For example, this tweet from Election Night last year is my favorite response to people who think emojis are silly:
Consider how effectively and emotionally, in just 21 words and one emoji, the author captures the disappointment and malaise that so many of us experienced on Election Night. This is why emojis are important and this is why we study them.
Over the past few days, #MeToo has emerged as a viral social media trend used by women to express solidarity in the face of a culture of sexual harassment and assault. In the 24 hours after actress Alyssa Milano first tweeted about it last Sunday afternoon – piggybacking on a campaign started by activist Tarana Burke in 2007 – over 12 million people have posted on social media with the hashtag #MeToo.
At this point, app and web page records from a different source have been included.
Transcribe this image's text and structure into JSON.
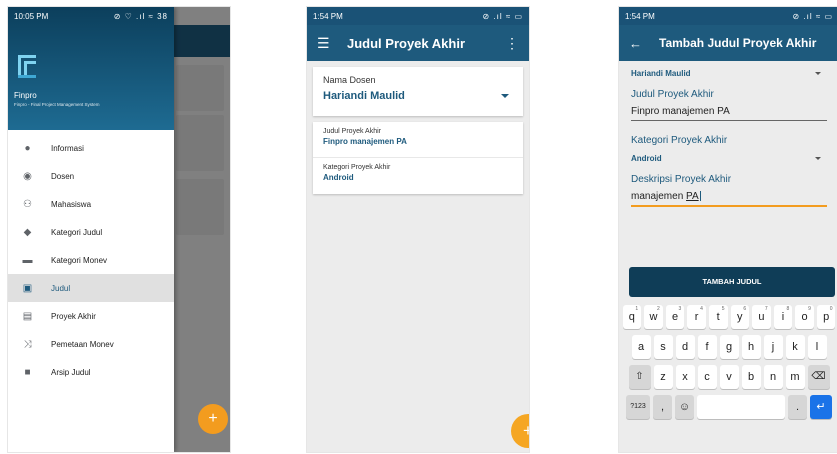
{
  "phone1": {
    "status": {
      "time": "10:05 PM",
      "icons_right": "⊘ ♡ .ıl ≈ 38"
    },
    "drawer": {
      "app_name": "Finpro",
      "app_subtitle": "Finpro - Final Project Management System",
      "logo_text": "FinPRO",
      "items": [
        {
          "label": "Informasi",
          "icon": "info-icon"
        },
        {
          "label": "Dosen",
          "icon": "account-icon"
        },
        {
          "label": "Mahasiswa",
          "icon": "people-icon"
        },
        {
          "label": "Kategori Judul",
          "icon": "tag-icon"
        },
        {
          "label": "Kategori Monev",
          "icon": "label-icon"
        },
        {
          "label": "Judul",
          "icon": "assignment-icon",
          "active": true
        },
        {
          "label": "Proyek Akhir",
          "icon": "assignment-ind-icon"
        },
        {
          "label": "Pemetaan Monev",
          "icon": "shuffle-icon"
        },
        {
          "label": "Arsip Judul",
          "icon": "folder-icon"
        }
      ]
    },
    "fab": "+"
  },
  "phone2": {
    "status": {
      "time": "1:54 PM",
      "icons_right": "⊘ .ıl ≈ ▭"
    },
    "title": "Judul Proyek Akhir",
    "dosen_label": "Nama Dosen",
    "dosen_value": "Hariandi Maulid",
    "judul_label": "Judul Proyek Akhir",
    "judul_value": "Finpro manajemen PA",
    "kategori_label": "Kategori Proyek Akhir",
    "kategori_value": "Android",
    "fab": "+"
  },
  "phone3": {
    "status": {
      "time": "1:54 PM",
      "icons_right": "⊘ .ıl ≈ ▭"
    },
    "title": "Tambah Judul Proyek Akhir",
    "dosen_value": "Hariandi Maulid",
    "judul_label": "Judul Proyek Akhir",
    "judul_value": "Finpro manajemen PA",
    "kategori_label": "Kategori Proyek Akhir",
    "kategori_value": "Android",
    "deskripsi_label": "Deskripsi Proyek Akhir",
    "deskripsi_value_a": "manajemen",
    "deskripsi_value_b": "PA",
    "submit_label": "TAMBAH JUDUL",
    "keyboard": {
      "row1": [
        [
          "q",
          "1"
        ],
        [
          "w",
          "2"
        ],
        [
          "e",
          "3"
        ],
        [
          "r",
          "4"
        ],
        [
          "t",
          "5"
        ],
        [
          "y",
          "6"
        ],
        [
          "u",
          "7"
        ],
        [
          "i",
          "8"
        ],
        [
          "o",
          "9"
        ],
        [
          "p",
          "0"
        ]
      ],
      "row2": [
        "a",
        "s",
        "d",
        "f",
        "g",
        "h",
        "j",
        "k",
        "l"
      ],
      "row3": [
        "z",
        "x",
        "c",
        "v",
        "b",
        "n",
        "m"
      ],
      "sym_label": "?123",
      "comma": ",",
      "period": "."
    }
  }
}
We were curious about the emojis people were using when talking about #MeToo so we downloaded 28,629 English-language tweets from October 16 using the Twitter Search API. What did we find?
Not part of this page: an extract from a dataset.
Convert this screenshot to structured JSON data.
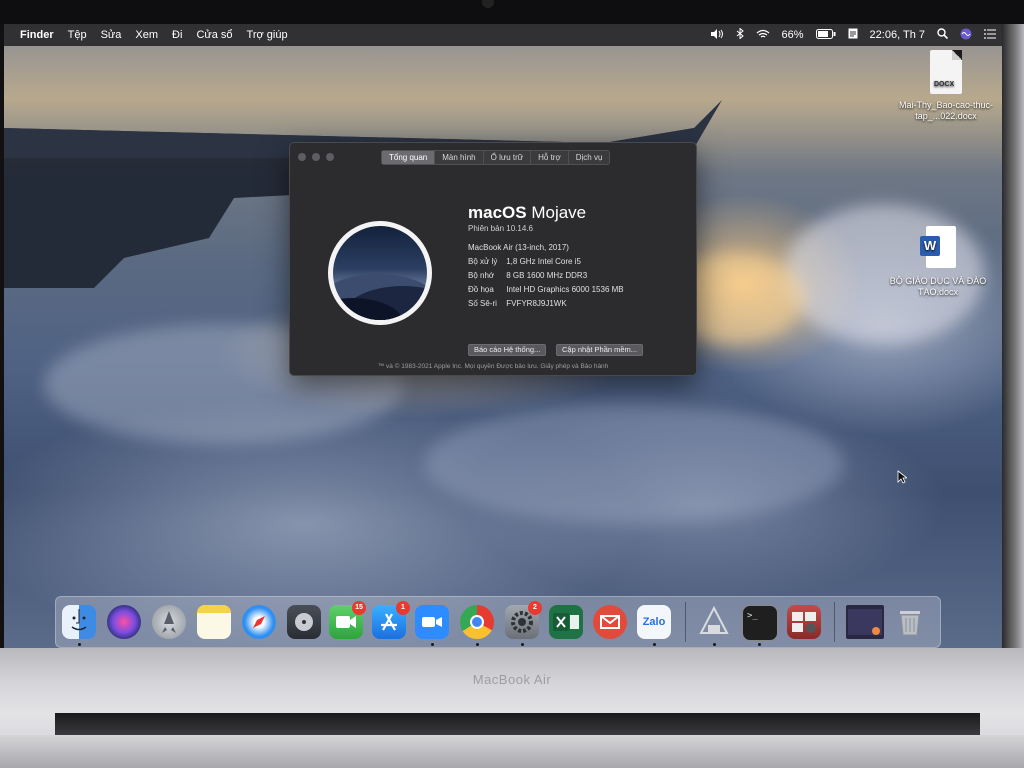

The top three emojis used with #MeToo are the ❤️ red heart, the 💔 broken heart, and the 😔 pensive face – conveying an emoji emotional signature of love, heartbreak, and disappointment. The 💜 purple heart and 💕 two hearts emojis also make an appearance in the top ten, along with the ✊ raised fist 💪 flexed biceps as shows of solidarity.
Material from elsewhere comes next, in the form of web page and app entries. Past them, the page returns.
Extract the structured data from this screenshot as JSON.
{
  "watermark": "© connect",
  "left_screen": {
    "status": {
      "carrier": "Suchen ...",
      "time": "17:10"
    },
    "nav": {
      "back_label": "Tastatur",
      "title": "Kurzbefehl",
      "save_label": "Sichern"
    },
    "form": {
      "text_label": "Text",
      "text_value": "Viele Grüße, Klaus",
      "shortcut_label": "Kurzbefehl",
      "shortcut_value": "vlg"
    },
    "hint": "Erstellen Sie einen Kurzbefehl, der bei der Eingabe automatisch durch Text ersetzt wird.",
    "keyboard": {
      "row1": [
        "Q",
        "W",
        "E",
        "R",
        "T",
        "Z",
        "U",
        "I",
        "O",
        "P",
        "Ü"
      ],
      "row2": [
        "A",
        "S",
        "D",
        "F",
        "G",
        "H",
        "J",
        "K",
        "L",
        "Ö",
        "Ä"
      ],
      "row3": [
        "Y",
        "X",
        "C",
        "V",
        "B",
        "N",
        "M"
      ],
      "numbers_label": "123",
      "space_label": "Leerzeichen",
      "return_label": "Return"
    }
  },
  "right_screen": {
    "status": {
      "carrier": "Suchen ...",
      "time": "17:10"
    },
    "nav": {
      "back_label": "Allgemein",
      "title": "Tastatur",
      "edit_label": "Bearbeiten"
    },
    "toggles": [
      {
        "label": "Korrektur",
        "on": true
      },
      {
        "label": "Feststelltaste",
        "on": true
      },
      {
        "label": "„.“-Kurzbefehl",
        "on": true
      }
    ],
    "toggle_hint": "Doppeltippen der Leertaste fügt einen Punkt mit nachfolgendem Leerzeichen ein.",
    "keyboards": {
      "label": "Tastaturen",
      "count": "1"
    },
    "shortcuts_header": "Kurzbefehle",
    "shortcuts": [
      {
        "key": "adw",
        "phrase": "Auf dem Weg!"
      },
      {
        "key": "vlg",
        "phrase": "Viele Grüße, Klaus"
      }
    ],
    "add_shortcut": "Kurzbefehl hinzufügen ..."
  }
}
Only 5.2% of tweets with #MeToo include emojis, a much smaller percentage than we typically observe with most pop culture hashtags (for example, on a typical Wednesday, as many as 41% tweets with the hashtag #wcw included emojis). The proportion is, however, in the same 5-6% range we observed in our analysis of protest hashtags in February.
Here are the top 20 emojis of #MeToo:
|Rank||Emoji||Emoji Name||Frequency Per 1,000 Tweets|
|6||👇||backhand index pointing down||1.7|
|11||😍||smiling face with heart-eyes||1.3|
|20||😥||disappointed but relieved face||0.7|
We find that 8 of the top 20 emojis of #MeToo are hearts, 7 are faces (1 positive and 6 negative) and 5 are hand gestures (4 positive and 1 neutral). Here is another way to to visualize these top 20 emojis, grouped by emoji type:
What about skin tone distributions? Last year, Andrew McGill published the first quantitative analysis of skin tone emoji usage in The Atlantic in a piece entitled “Is It Okay to Use White Emoji?”. His main finding was that even though white Twitter users outnumber black Twitter users four-to-one, usage of the lightest skin emojis was far lower than one might expect, perhaps due to shame among white people or a desire not to be associated with white power.
The #MeToo movement too, despite its mass adoption, has faced some tension on the issue of race. Writing in Ebony, journalist Zahara Hill pointed out that the hashtag had originated with a black woman ten years ago. “A Black Woman Created the “Me Too” Campaign Against Sexual Assault 10 Years Ago…Yet, in the early conversations that spurred the “Me Too” movement, there was a sense it wasn’t for us,” she wrote.
Thus, we were justifiably curious about the distribution of skin tone emojis in tweets mentioning #MeToo. Using the linguist Kate Lyons’ updated emoji dictionary, we looked at the top 6 emojis in our dataset with the highest frequency of skin tone usage. Here’s what we found:
The most common skin tone for these emojis – which all represent gestures – is always either Color 1 or Color 2. (Note that in the table above, we only look at emojis that use a skin tone modifier. The percent of usage for a given emoji that includes a skin tone modifier ranges from 34% for 👇 to 86% for 👊.)
We also find a gradation of emojis based on mean skin tone, with ✊ being the darkest, with a mean skin tone of 2.8, and 🖕 being the lightest, with a mean skin tone of 1.6. (Our numbers are in the same overall range as Andrew Sullivan’s analysis which finds a mean skin tone across all emojis of 2.4).
These are preliminary results, and likely are only meaningful if we compare skin tone emoji usage between multiple hashtags, but they hold promise for better understanding the nuances of our communication about race using emojis.
Enjoyed this analysis? Download the raw data for yourself at GitHub, check out our tutorial on emoji data science in R, and subscribe to our newsletter to keep up with the latest in emoji analysis.
By Hamdan Azhar